What’s more, one of the Ember Cube’s most innovative features is its ability to “print” a digital return label when it’s delivered. In an optimal scenario, the Ember Cube can be unloaded at its destination, quickly re-scanned by the delivery person, and returned as soon as possible. Cutting these few manual steps out of the Ember Cube’s return process can save time, and won’t require the medical staff at remote locations to set up or maintain a printer. Plus, it makes the Ember Cube a little more environmentally friendly, which can’t hurt.
Can the Ember Cube Cut Down on Food Waste Too?
Ember is focusing on the Ember Cube’s capabilities as a device for medical professionals, but the company hasn’t forgotten about its roots as a company that solves common problems for everyone. Read the full Ember Mug review.
Alexander sees some potential opportunities for the Ember Cube in the future.”The Cubes apply to a wide range of cold-chain needs, including the food industry,” Alexander said. “My vision is to start in healthcare and eventually apply the technology to the food/grocery delivery space. We can provide a more robust and reliable way to transport refrigerated and frozen foods directly to consumers while at the same time saving millions of pounds of waste, since our boxes are reusable and return themselves after each shipment via our return-to-sender technology.”
While the Ember Cube’s impact in the medical field is potentially transformative, it’s hard not to also get excited about its applications in business-to-consumer situations. According to a 2019 study conducted by the Food and Agriculture Organization of the United Nations, between eight and 26 percent of food is lost between when it is harvested and when it’s supposed to reach store shelves. The “Fruits And Vegetables” and “Roots, Tubers, and Oil-Bearing Crops” are the two categories that incur the worst losses (both over 20 percent), while the “Meat and Animal Products” category clocks in at between 10 and 15 percent.
Some of the logistical challenges are outlined in the USDA report, “Protecting Perishable Foods During Transport by Truck.” The federal agency notes that “the object of refrigerating food products is to maintain quality and prolong shelf life by keeping the product temperature at the point where metabolic and microbial deterioration are minimized. Maintaining the desired or ideal holding temperature is a major factor in protecting perishable foods against quality loss during storage and distribution.

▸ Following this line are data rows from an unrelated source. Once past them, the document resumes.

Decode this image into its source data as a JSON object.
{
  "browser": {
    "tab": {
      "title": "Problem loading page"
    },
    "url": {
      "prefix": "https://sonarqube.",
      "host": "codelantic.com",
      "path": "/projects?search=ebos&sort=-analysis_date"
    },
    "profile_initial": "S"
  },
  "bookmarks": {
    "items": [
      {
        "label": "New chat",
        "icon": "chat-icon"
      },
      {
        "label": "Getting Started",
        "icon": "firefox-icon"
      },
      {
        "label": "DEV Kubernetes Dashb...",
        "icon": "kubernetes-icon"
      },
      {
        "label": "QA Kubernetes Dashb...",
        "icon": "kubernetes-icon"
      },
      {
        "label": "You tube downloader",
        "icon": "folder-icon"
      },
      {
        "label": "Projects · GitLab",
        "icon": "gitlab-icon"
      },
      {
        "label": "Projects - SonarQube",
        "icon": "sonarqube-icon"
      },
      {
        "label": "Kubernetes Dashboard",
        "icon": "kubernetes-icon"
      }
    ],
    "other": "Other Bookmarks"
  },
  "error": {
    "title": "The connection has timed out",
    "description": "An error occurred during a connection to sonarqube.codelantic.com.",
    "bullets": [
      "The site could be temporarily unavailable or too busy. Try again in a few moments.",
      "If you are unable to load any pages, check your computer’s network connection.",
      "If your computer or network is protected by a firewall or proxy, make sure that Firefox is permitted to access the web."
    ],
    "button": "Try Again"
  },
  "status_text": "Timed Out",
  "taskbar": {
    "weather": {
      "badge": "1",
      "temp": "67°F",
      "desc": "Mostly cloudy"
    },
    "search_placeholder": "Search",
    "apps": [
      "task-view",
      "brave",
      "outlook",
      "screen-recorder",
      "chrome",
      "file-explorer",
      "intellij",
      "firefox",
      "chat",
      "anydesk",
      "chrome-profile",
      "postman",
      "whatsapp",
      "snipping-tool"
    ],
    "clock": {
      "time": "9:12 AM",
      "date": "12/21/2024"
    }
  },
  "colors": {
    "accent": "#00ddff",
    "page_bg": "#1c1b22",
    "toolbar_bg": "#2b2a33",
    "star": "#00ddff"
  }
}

Quality loss is a function of both time and temperature abuse. Abuse is additive and, even for short periods of time during loading, transit, and unloading, may cause a considerable amount of quality loss by the time the product reaches its destination.”
If the Ember Cube could be adopted by the agricultural and shipping industry en masse, it could result in thousands of tons of food saved each year. It may take years — if not decades — for the Ember Cube to move from transporting a life-saving heart to the food on your plate, but it’s hard not to get excited by technology capable of providing such value.
This post was created by a non-news editorial team at Recurrent Media, Futurism’s owner. Futurism may receive a portion of sales on products linked within this post.